EXERCISE DETAILS: The full listing, returned exactly and free of pictures, is the expected answer.
═══ AVAILABLE RECORDS ═══
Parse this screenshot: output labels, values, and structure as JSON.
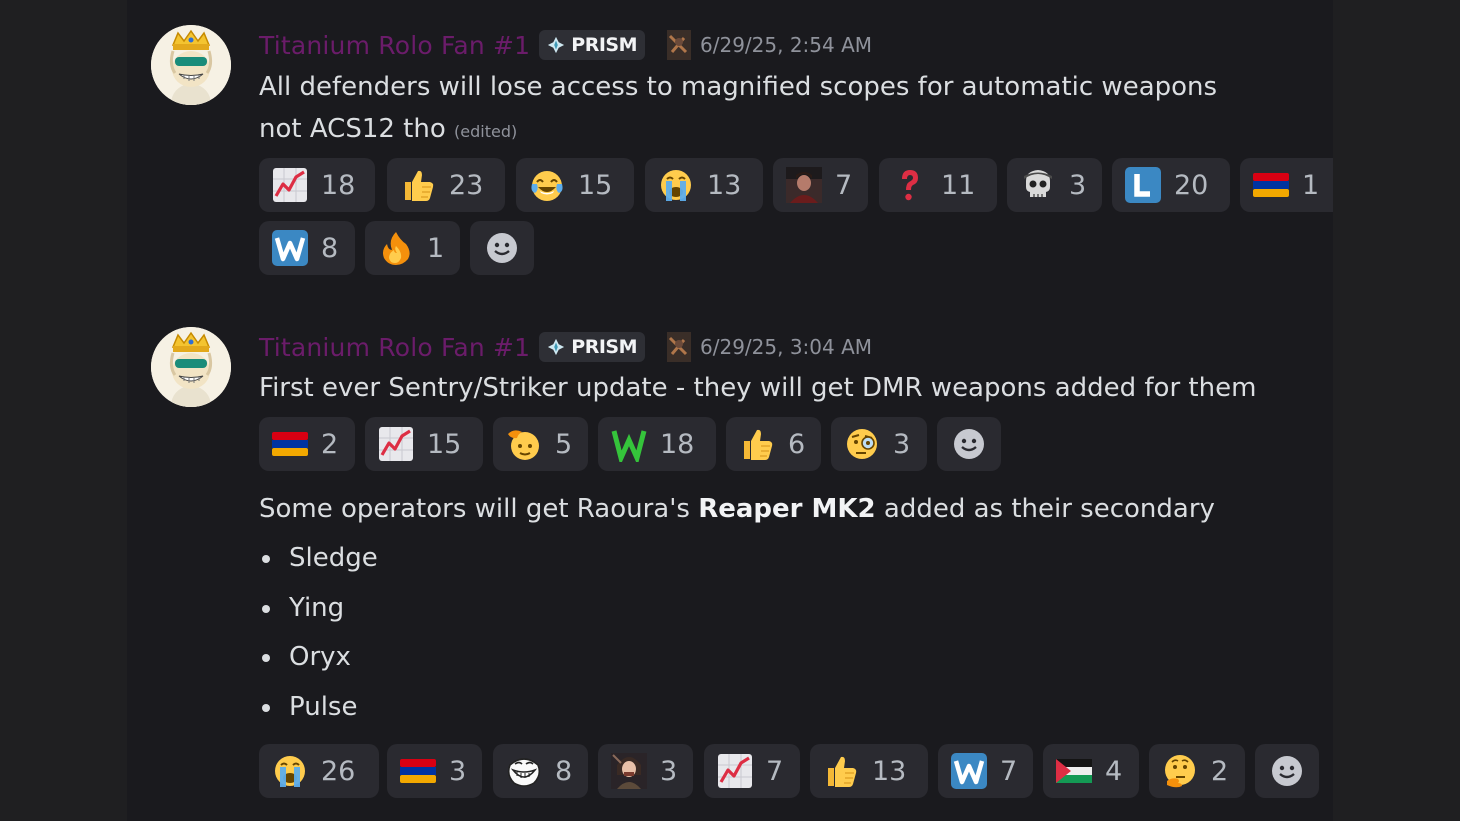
{
  "messages": [
    {
      "author": "Titanium Rolo Fan #1",
      "tag": "PRISM",
      "timestamp": "6/29/25, 2:54 AM",
      "line1": "All defenders will lose access to magnified scopes for automatic weapons",
      "line2": "not ACS12 tho",
      "edited": "(edited)",
      "reactions": [
        {
          "emoji": "chart-increasing-icon",
          "count": "18"
        },
        {
          "emoji": "thumbs-up-icon",
          "count": "23"
        },
        {
          "emoji": "tears-of-joy-icon",
          "count": "15"
        },
        {
          "emoji": "loudly-crying-icon",
          "count": "13"
        },
        {
          "emoji": "custom-portrait-icon",
          "count": "7"
        },
        {
          "emoji": "red-question-icon",
          "count": "11"
        },
        {
          "emoji": "custom-skull-soldier-icon",
          "count": "3"
        },
        {
          "emoji": "letter-l-icon",
          "count": "20"
        },
        {
          "emoji": "armenia-flag-icon",
          "count": "1"
        },
        {
          "emoji": "letter-w-icon",
          "count": "8"
        },
        {
          "emoji": "fire-icon",
          "count": "1"
        }
      ]
    },
    {
      "author": "Titanium Rolo Fan #1",
      "tag": "PRISM",
      "timestamp": "6/29/25, 3:04 AM",
      "line1": "First ever Sentry/Striker update - they will get DMR weapons added for them",
      "reactions": [
        {
          "emoji": "armenia-flag-icon",
          "count": "2"
        },
        {
          "emoji": "chart-increasing-icon",
          "count": "15"
        },
        {
          "emoji": "saluting-face-icon",
          "count": "5"
        },
        {
          "emoji": "green-w-icon",
          "count": "18"
        },
        {
          "emoji": "thumbs-up-icon",
          "count": "6"
        },
        {
          "emoji": "monocle-face-icon",
          "count": "3"
        }
      ]
    },
    {
      "text_before": "Some operators will get Raoura's ",
      "text_bold": "Reaper MK2",
      "text_after": " added as their secondary",
      "bullets": [
        "Sledge",
        "Ying",
        "Oryx",
        "Pulse"
      ],
      "reactions": [
        {
          "emoji": "loudly-crying-icon",
          "count": "26"
        },
        {
          "emoji": "armenia-flag-icon",
          "count": "3"
        },
        {
          "emoji": "trollface-icon",
          "count": "8"
        },
        {
          "emoji": "custom-character-icon",
          "count": "3"
        },
        {
          "emoji": "chart-increasing-icon",
          "count": "7"
        },
        {
          "emoji": "thumbs-up-icon",
          "count": "13"
        },
        {
          "emoji": "letter-w-icon",
          "count": "7"
        },
        {
          "emoji": "palestine-flag-icon",
          "count": "4"
        },
        {
          "emoji": "thinking-face-icon",
          "count": "2"
        }
      ]
    }
  ],
  "colors": {
    "username": "#6b1c6a",
    "background": "#1a1a1e",
    "reaction_bg": "#2a2a30",
    "text": "#dbdee1"
  }
}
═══
ANSWER SECTION:
Parse this screenshot: output labels, values, and structure as JSON.
{
  "messages": [
    {
      "author": "Titanium Rolo Fan #1",
      "tag": "PRISM",
      "timestamp": "6/29/25, 2:54 AM",
      "line1": "All defenders will lose access to magnified scopes for automatic weapons",
      "line2": "not ACS12 tho",
      "edited": "(edited)",
      "reactions": [
        {
          "emoji": "chart-increasing-icon",
          "count": "18"
        },
        {
          "emoji": "thumbs-up-icon",
          "count": "23"
        },
        {
          "emoji": "tears-of-joy-icon",
          "count": "15"
        },
        {
          "emoji": "loudly-crying-icon",
          "count": "13"
        },
        {
          "emoji": "custom-portrait-icon",
          "count": "7"
        },
        {
          "emoji": "red-question-icon",
          "count": "11"
        },
        {
          "emoji": "custom-skull-soldier-icon",
          "count": "3"
        },
        {
          "emoji": "letter-l-icon",
          "count": "20"
        },
        {
          "emoji": "armenia-flag-icon",
          "count": "1"
        },
        {
          "emoji": "letter-w-icon",
          "count": "8"
        },
        {
          "emoji": "fire-icon",
          "count": "1"
        }
      ]
    },
    {
      "author": "Titanium Rolo Fan #1",
      "tag": "PRISM",
      "timestamp": "6/29/25, 3:04 AM",
      "line1": "First ever Sentry/Striker update - they will get DMR weapons added for them",
      "reactions": [
        {
          "emoji": "armenia-flag-icon",
          "count": "2"
        },
        {
          "emoji": "chart-increasing-icon",
          "count": "15"
        },
        {
          "emoji": "saluting-face-icon",
          "count": "5"
        },
        {
          "emoji": "green-w-icon",
          "count": "18"
        },
        {
          "emoji": "thumbs-up-icon",
          "count": "6"
        },
        {
          "emoji": "monocle-face-icon",
          "count": "3"
        }
      ]
    },
    {
      "text_before": "Some operators will get Raoura's ",
      "text_bold": "Reaper MK2",
      "text_after": " added as their secondary",
      "bullets": [
        "Sledge",
        "Ying",
        "Oryx",
        "Pulse"
      ],
      "reactions": [
        {
          "emoji": "loudly-crying-icon",
          "count": "26"
        },
        {
          "emoji": "armenia-flag-icon",
          "count": "3"
        },
        {
          "emoji": "trollface-icon",
          "count": "8"
        },
        {
          "emoji": "custom-character-icon",
          "count": "3"
        },
        {
          "emoji": "chart-increasing-icon",
          "count": "7"
        },
        {
          "emoji": "thumbs-up-icon",
          "count": "13"
        },
        {
          "emoji": "letter-w-icon",
          "count": "7"
        },
        {
          "emoji": "palestine-flag-icon",
          "count": "4"
        },
        {
          "emoji": "thinking-face-icon",
          "count": "2"
        }
      ]
    }
  ],
  "colors": {
    "username": "#6b1c6a",
    "background": "#1a1a1e",
    "reaction_bg": "#2a2a30",
    "text": "#dbdee1"
  }
}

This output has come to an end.